Kevin and Randall meet at a Korean restaurant. Kevin is still staring at last week’s mystery woman twist and tries to understand why there is an old photo on her wearing the necklace that his dad gave him. “Is it love, or is it the year of poverty and occupation of foreign governments?” Randall joke the look of the woman’s eyes. Kevin explains his brother why he feels so dedicated to “unpeeling” his story, using a background theme chart from his childhood for context. (The boy shows this show his metaphors.) But Randall has another takeaway from his meeting. He beat the patron’s great fascination with Kevin, who then reveals his brother that Manny is kinda good, one thing in South Korea.
Randall is suddenly not so reluctant to bring Kevin into society with him. He hooks an idea: The head of the underground Korean population – where half of the potential voters are unregistered – and hits Councilman Brown where he does not pay attention. Kevin agrees. Next thing, Randall and Kevin are out to register voters in the heart of Koreatown, with Kevin taking pictures with fans. A young Korean man approaches Randall and looks through him. “You get Koreans to register hope they will vote for you because you are related to Baby Man,” he says, referring to the Korean name for The Manny . “I bet you never put your foot here before and if you’re chosen, you’ll never get back here.”

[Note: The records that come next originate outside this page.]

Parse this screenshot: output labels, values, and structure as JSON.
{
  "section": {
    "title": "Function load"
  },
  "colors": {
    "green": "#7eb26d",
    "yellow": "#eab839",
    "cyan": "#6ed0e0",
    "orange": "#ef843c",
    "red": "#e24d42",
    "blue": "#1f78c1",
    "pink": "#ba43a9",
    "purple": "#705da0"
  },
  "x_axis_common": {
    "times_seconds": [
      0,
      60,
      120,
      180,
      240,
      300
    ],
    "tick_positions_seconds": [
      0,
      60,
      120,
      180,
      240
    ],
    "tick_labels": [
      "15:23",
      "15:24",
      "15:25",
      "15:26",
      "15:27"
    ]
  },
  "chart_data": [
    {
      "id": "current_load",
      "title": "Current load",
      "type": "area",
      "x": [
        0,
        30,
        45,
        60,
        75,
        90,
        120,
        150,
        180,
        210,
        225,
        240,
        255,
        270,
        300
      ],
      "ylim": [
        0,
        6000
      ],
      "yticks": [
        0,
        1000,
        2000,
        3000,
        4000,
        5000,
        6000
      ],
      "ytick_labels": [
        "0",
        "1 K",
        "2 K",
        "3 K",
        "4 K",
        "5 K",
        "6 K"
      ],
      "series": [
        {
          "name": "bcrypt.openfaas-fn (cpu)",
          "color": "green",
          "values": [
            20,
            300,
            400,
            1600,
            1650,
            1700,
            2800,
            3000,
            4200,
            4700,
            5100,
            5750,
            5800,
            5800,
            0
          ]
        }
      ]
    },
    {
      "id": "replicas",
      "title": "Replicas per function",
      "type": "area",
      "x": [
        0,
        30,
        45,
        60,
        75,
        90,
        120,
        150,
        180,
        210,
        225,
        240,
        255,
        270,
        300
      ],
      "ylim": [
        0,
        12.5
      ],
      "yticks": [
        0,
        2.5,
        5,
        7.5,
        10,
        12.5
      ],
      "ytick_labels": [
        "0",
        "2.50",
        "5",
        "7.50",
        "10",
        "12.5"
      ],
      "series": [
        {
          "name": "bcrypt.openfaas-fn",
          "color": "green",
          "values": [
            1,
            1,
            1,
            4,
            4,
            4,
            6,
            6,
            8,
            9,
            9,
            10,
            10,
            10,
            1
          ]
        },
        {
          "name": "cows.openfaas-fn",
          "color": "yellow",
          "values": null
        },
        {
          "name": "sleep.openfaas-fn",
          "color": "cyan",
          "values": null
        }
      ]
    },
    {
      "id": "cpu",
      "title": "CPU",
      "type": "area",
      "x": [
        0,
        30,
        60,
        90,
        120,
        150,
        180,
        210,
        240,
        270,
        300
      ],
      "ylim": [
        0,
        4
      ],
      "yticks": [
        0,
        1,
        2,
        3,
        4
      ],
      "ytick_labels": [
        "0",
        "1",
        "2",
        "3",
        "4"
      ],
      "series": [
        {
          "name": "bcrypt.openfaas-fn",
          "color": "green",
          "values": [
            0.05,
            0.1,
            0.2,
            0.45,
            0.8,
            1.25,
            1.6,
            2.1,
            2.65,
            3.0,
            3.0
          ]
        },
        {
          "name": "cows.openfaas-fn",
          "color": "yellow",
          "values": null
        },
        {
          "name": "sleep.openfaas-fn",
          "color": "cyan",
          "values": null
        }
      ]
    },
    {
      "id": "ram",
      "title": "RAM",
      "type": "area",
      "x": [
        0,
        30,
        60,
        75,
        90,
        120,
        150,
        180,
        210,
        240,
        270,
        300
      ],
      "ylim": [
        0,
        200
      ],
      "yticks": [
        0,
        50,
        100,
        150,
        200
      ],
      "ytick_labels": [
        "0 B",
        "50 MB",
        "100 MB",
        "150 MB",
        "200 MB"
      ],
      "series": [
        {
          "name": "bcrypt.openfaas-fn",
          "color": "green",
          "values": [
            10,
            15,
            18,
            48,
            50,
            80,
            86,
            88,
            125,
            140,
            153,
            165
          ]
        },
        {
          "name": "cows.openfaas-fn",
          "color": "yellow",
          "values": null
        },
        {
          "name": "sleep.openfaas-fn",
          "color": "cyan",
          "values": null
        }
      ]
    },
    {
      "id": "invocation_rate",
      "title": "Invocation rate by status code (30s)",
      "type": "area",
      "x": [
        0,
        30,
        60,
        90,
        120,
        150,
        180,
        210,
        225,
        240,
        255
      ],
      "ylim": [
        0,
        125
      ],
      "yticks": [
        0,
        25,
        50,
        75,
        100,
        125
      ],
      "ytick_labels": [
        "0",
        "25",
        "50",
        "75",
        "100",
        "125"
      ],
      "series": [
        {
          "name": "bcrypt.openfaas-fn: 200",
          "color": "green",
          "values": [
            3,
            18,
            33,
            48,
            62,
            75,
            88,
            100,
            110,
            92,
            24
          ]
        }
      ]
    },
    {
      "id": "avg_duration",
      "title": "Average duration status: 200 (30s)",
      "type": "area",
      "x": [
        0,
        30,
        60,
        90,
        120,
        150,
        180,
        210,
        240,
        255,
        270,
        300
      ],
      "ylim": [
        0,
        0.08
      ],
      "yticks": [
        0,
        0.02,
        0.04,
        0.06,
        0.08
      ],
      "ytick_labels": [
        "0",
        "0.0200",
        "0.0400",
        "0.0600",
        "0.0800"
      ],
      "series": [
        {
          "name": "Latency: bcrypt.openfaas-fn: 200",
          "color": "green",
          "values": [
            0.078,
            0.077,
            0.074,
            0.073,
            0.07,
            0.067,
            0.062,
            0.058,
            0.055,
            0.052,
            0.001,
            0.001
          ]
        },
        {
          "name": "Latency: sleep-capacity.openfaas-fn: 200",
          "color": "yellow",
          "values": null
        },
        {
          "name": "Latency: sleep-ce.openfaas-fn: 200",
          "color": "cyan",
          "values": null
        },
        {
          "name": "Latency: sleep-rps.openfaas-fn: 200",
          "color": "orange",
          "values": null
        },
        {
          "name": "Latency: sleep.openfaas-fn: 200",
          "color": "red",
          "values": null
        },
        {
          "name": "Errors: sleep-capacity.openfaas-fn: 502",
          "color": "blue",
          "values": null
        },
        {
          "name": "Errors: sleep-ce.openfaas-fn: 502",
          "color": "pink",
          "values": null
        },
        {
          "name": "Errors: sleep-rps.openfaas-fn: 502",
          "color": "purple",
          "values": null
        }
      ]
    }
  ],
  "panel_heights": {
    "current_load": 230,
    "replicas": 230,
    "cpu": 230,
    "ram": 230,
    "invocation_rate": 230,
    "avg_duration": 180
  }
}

Here is a case of This Is Us recognizes an icky situation without really hearing it. In fact, the man is quite right, but it only takes a signature Randall Pearson speech to choke any doubt – in Korean society or theoretically the audience of the show. “I’m here now,” he begins. “Just on the way here I saw empty storage windows, I saw bad patched potholes, I saw a guy carrying his bicycle tire under his arms because he knew it was the only way it would not be stolen.” He says he does not. I do not know what society wants, but he will listen if they tell him. A crowd gathered around him. The man who challenged him seems impressed. Smiles are superfluous. (Recap Continues on page 2)